The People Versus The Government
August 2, 2010
By Alan Caruba
These are truly extraordinary times. With every passing day, we are witnessing what can only be called the People versus the Government. The distrust and disdain Americans of all political persuasions feel toward the White House and Congress is extraordinary.
A June Gallup Poll revealed that just 12% of Americans expressed confidence in Congress, “the lowest of the 16 institutions tested this year, and the worst Gallup has measured for any institution in the 35-year history of the question.” A recent Rasmussen Reports survey found that 68% believe the nation’s Political Class doesn’t “care what most Americans think.”

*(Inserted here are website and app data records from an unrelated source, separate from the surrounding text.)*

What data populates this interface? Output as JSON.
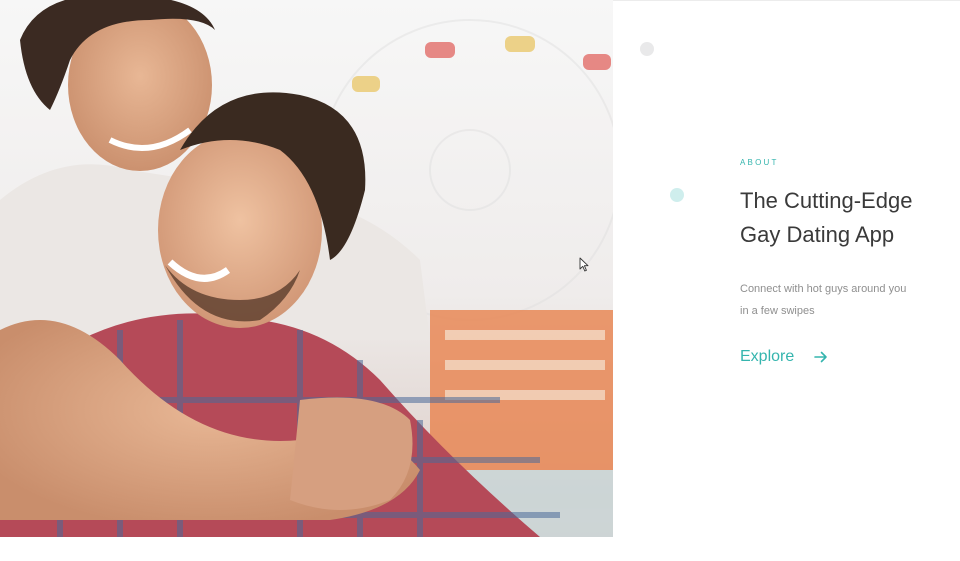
{
  "hero": {
    "image_alt": "Two smiling men embracing at a fair with a ferris wheel in the background"
  },
  "about": {
    "eyebrow": "ABOUT",
    "headline_line1": "The Cutting-Edge",
    "headline_line2": "Gay Dating App",
    "description_line1": "Connect with hot guys around you",
    "description_line2": "in a few swipes",
    "cta_label": "Explore",
    "cta_icon": "arrow-right-icon"
  },
  "colors": {
    "accent": "#35b5ae",
    "headline": "#3a3a3a",
    "body_text": "#8f8f8f"
  }
}
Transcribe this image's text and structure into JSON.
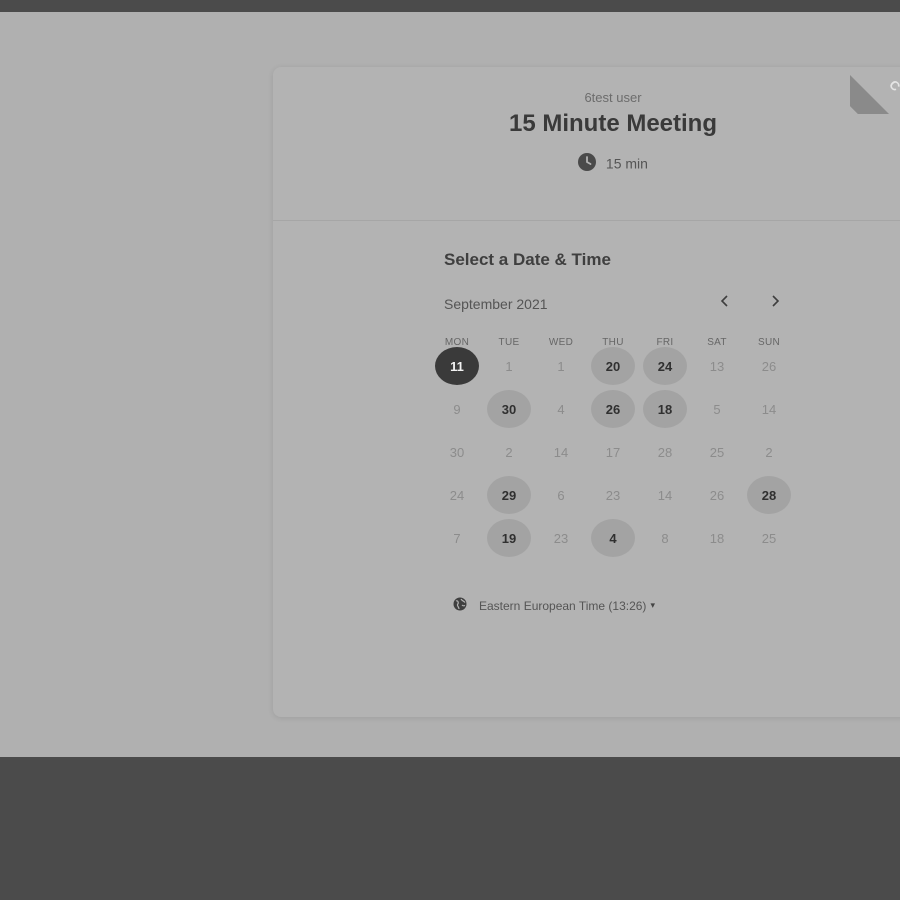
{
  "event": {
    "host": "6test user",
    "title": "15 Minute Meeting",
    "duration": "15 min"
  },
  "calendar": {
    "section_title": "Select a Date & Time",
    "month_label": "September 2021",
    "prev_icon": "chevron-left-icon",
    "next_icon": "chevron-right-icon",
    "weekdays": [
      "MON",
      "TUE",
      "WED",
      "THU",
      "FRI",
      "SAT",
      "SUN"
    ],
    "rows": [
      [
        {
          "label": "11",
          "state": "selected"
        },
        {
          "label": "1",
          "state": "disabled"
        },
        {
          "label": "1",
          "state": "disabled"
        },
        {
          "label": "20",
          "state": "available"
        },
        {
          "label": "24",
          "state": "available"
        },
        {
          "label": "13",
          "state": "disabled"
        },
        {
          "label": "26",
          "state": "disabled"
        }
      ],
      [
        {
          "label": "9",
          "state": "disabled"
        },
        {
          "label": "30",
          "state": "available"
        },
        {
          "label": "4",
          "state": "disabled"
        },
        {
          "label": "26",
          "state": "available"
        },
        {
          "label": "18",
          "state": "available"
        },
        {
          "label": "5",
          "state": "disabled"
        },
        {
          "label": "14",
          "state": "disabled"
        }
      ],
      [
        {
          "label": "30",
          "state": "disabled"
        },
        {
          "label": "2",
          "state": "disabled"
        },
        {
          "label": "14",
          "state": "disabled"
        },
        {
          "label": "17",
          "state": "disabled"
        },
        {
          "label": "28",
          "state": "disabled"
        },
        {
          "label": "25",
          "state": "disabled"
        },
        {
          "label": "2",
          "state": "disabled"
        }
      ],
      [
        {
          "label": "24",
          "state": "disabled"
        },
        {
          "label": "29",
          "state": "available"
        },
        {
          "label": "6",
          "state": "disabled"
        },
        {
          "label": "23",
          "state": "disabled"
        },
        {
          "label": "14",
          "state": "disabled"
        },
        {
          "label": "26",
          "state": "disabled"
        },
        {
          "label": "28",
          "state": "available"
        }
      ],
      [
        {
          "label": "7",
          "state": "disabled"
        },
        {
          "label": "19",
          "state": "available"
        },
        {
          "label": "23",
          "state": "disabled"
        },
        {
          "label": "4",
          "state": "available"
        },
        {
          "label": "8",
          "state": "disabled"
        },
        {
          "label": "18",
          "state": "disabled"
        },
        {
          "label": "25",
          "state": "disabled"
        }
      ]
    ]
  },
  "timezone": {
    "label": "Eastern European Time (13:26)",
    "icon": "globe-icon"
  },
  "ribbon": {
    "icon": "badge-icon"
  },
  "colors": {
    "selected_day": "#3a3a3a",
    "available_day": "#a3a3a3",
    "page_background": "#b0b0b0",
    "outer_background": "#4b4b4b"
  }
}
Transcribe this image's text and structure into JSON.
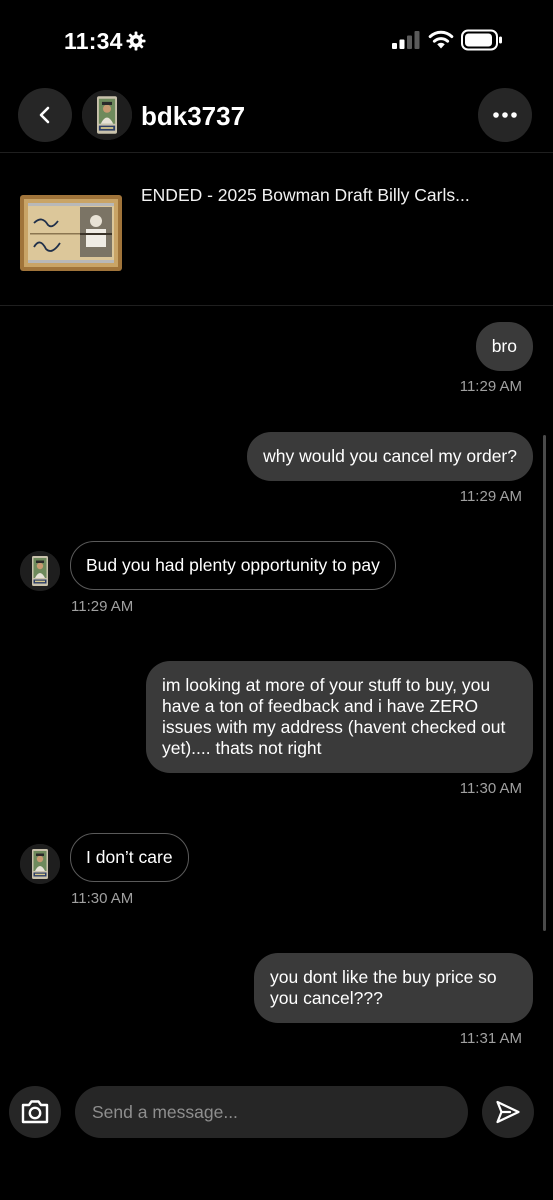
{
  "status_bar": {
    "time": "11:34",
    "icons": [
      "gear-icon",
      "signal-icon",
      "wifi-icon",
      "battery-icon"
    ]
  },
  "header": {
    "username": "bdk3737",
    "icons": [
      "chevron-left-icon",
      "more-icon"
    ]
  },
  "listing": {
    "title": "ENDED - 2025 Bowman Draft Billy Carls..."
  },
  "messages": [
    {
      "direction": "outgoing",
      "text": "bro",
      "time": "11:29 AM"
    },
    {
      "direction": "outgoing",
      "text": "why would you cancel my order?",
      "time": "11:29 AM"
    },
    {
      "direction": "incoming",
      "text": "Bud you had plenty opportunity to pay",
      "time": "11:29 AM"
    },
    {
      "direction": "outgoing",
      "text": "im looking at more of your stuff to buy, you have a ton of feedback and i have ZERO issues with my address (havent checked out yet).... thats not right",
      "time": "11:30 AM"
    },
    {
      "direction": "incoming",
      "text": "I don’t care",
      "time": "11:30 AM"
    },
    {
      "direction": "outgoing",
      "text": "you dont like the buy price so you cancel???",
      "time": "11:31 AM"
    }
  ],
  "composer": {
    "placeholder": "Send a message...",
    "icons": [
      "camera-icon",
      "send-icon"
    ]
  },
  "colors": {
    "background": "#000000",
    "outgoing_bubble": "#3a3a3a",
    "incoming_border": "#5a5a5a",
    "timestamp": "#a0a0a0",
    "button_bg": "#262626"
  }
}
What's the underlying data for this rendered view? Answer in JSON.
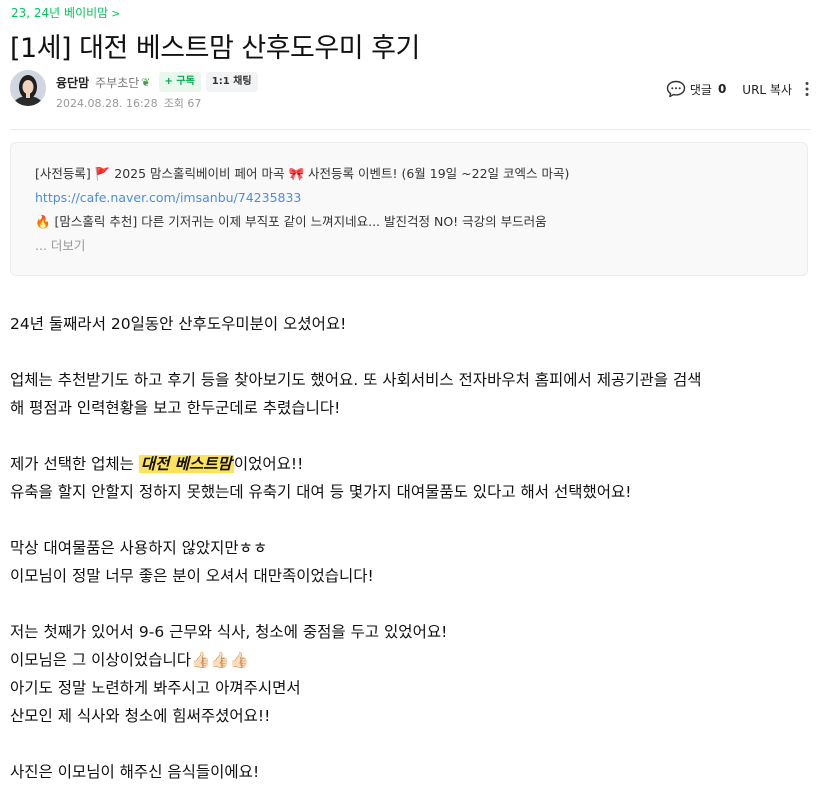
{
  "breadcrumb": {
    "label": "23, 24년 베이비맘"
  },
  "post": {
    "title": "[1세] 대전 베스트맘 산후도우미 후기",
    "author": {
      "name": "융단맘",
      "grade": "주부초단",
      "follow_label": "+ 구독",
      "chat_label": "1:1 채팅"
    },
    "date": "2024.08.28. 16:28",
    "views_label": "조회 67"
  },
  "actions": {
    "comment_label": "댓글",
    "comment_count": "0",
    "url_copy_label": "URL 복사"
  },
  "notice": {
    "line1": "[사전등록] 🚩 2025 맘스홀릭베이비 페어 마곡 🎀 사전등록 이벤트! (6월 19일 ~22일 코엑스 마곡)",
    "link": "https://cafe.naver.com/imsanbu/74235833",
    "line3": "🔥 [맘스홀릭 추천] 다른 기저귀는 이제 부직포 같이 느껴지네요... 발진걱정 NO! 극강의 부드러움",
    "more_label": "... 더보기"
  },
  "content": {
    "p1": "24년 둘째라서 20일동안 산후도우미분이 오셨어요!",
    "p2a": "업체는 추천받기도 하고 후기 등을 찾아보기도 했어요. 또 사회서비스 전자바우처 홈피에서 제공기관을  검색",
    "p2b": "해 평점과 인력현황을 보고 한두군데로 추렸습니다!",
    "p3_pre": "제가 선택한 업체는 ",
    "p3_highlight": "대전 베스트맘",
    "p3_post": "이었어요!!",
    "p4": "유축을 할지 안할지 정하지 못했는데 유축기 대여 등 몇가지 대여물품도 있다고 해서 선택했어요!",
    "p5": "막상 대여물품은 사용하지 않았지만ㅎㅎ",
    "p6": "이모님이 정말 너무 좋은 분이 오셔서 대만족이었습니다!",
    "p7": "저는 첫째가 있어서 9-6 근무와 식사, 청소에 중점을 두고 있었어요!",
    "p8": "이모님은 그 이상이었습니다👍🏻👍🏻👍🏻",
    "p9": "아기도 정말 노련하게 봐주시고 아껴주시면서",
    "p10": "산모인 제 식사와 청소에 힘써주셨어요!!",
    "p11": "사진은 이모님이 해주신 음식들이에요!"
  },
  "icons": {
    "breadcrumb_chevron": "chevron-right-icon",
    "comment": "comment-bubble-icon",
    "more": "more-vertical-icon",
    "sprout": "sprout-icon"
  },
  "colors": {
    "accent_green": "#03c75a",
    "link_blue": "#4b8de0",
    "highlight_yellow": "#fde25a"
  }
}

The so-called Stimulus Act was widely seen as a “porkulous” act; over two thousand pages filled with Congressional pork projects passed off as “shovel ready.” It promised to reduce unemployed which since has risen—officially—from 8.5% to just under 10%.
There was widespread opposition to the government takeover of General Motors and Chrysler as opposed to an orderly process of bankruptcy that would have permitted changes to restore both companies. The arbitrary White House intervention left bond holders and investors in the cold. It was clearly a bailout for the United Auto Workers union. This was then followed by the astonishingly stupid “Cash for Clunkers” legislation and the closing of selected auto dealerships, some of which were sales leaders.
The overwhelming majority of Americans did not want the healthcare reform act to be passed and now want it repealed. Much has already been written about how it will raise costs and decrease services while driving many physicians to abandon Medicare because of its low payment schedule.
Then came the financial reform act, another huge bill whose contents are still be analyzed, but which significantly avoided any reform of Fannie Mae and Freddie Mac, the two government “entities” that were responsible for the sub-prime mortgage crisis. Both agencies have been seized by the government, but both still own over fifty percent of all U.S. mortgages.
Healthcare, financial services, auto manufacturers; at what point will there any “private” enterprise left in America that is not totally controlled by the government?
What surprises me most is the lack of protest marches in Washington, D.C. The September 2009 rally drew close to a million utterly peaceful people who were opposed to Obamacare. The Tea Party movement has been staging events that have drawn large crowds.
I suspect it has much to do with a patient electorate counting down the days until the November 2nd elections. They are more critical to the future of the nation than any since the election of Abraham Lincoln just prior to the Civil War when southern States were calling for secession.
We are witnessing an increasing friction between the States and the federal government and there is no telling how that will manifest itself in the years to come. The decision by a federal judge regarding Arizona’s effort to force the federal government to do much more regarding the wholesale invasion of America promises to be a major issue in both the midterm and 2012 elections.
For me, the most interesting aspect of the dissatisfaction with President Obama is that occurring in the Democrat Party.
President Clinton’s former campaign advisor, James Carville, recently blasted Obama for his handling of the BP oil spill. On July 28, in a joint commentary in The Wall Street Journal, Patrick H. Caddell, a pollster for Jimmy Carter, and Douglas E. Schoen, a pollster for President Clinton, labeled Obama “Our Divisive President.”
“Rather than being a unifier,” wrote Caddell and Schoen, “Mr. Obama has divided America on the basis of race, class and partisanship.” The number of leading Democrat office holders, past and present, that are outspoken in their criticism is becoming a daily event. “President Obama’s divisive approach to governance has weakened us as a people and paralyzed our political culture,” said the pollsters.
None of this bodes well for Obama, despite his ability to raise money for the Democrat Party’s candidates in November and for himself in 2012. It is widely reported that Wall Street, normally a reliable contributor to Democrat coffers, is conspicuously absent at fundraisers.
All this comes back to the fact that Obama is Marxist ideologue. He is also a liar, a trait no one likes, and a narcissist who gives continued evidence of regarding the presidency as a daily opportunity for self-indulgence and bottomless ego satisfaction.
A recent Investor’s Business Daily editorial said, “As Americans suffer economically, President Obama golfs, vacations, campaigns, appears on a frivolous talk show—and vacations some more. Gee, don’t we have a war and other problems to attend to?”
Obama may not be easily removed, but he can be politically neutralized if Republicans can gain control of Congress in November. There are barely 900 days left in his first and hopefully last term; still time for him and his cadre of czars to do more damage.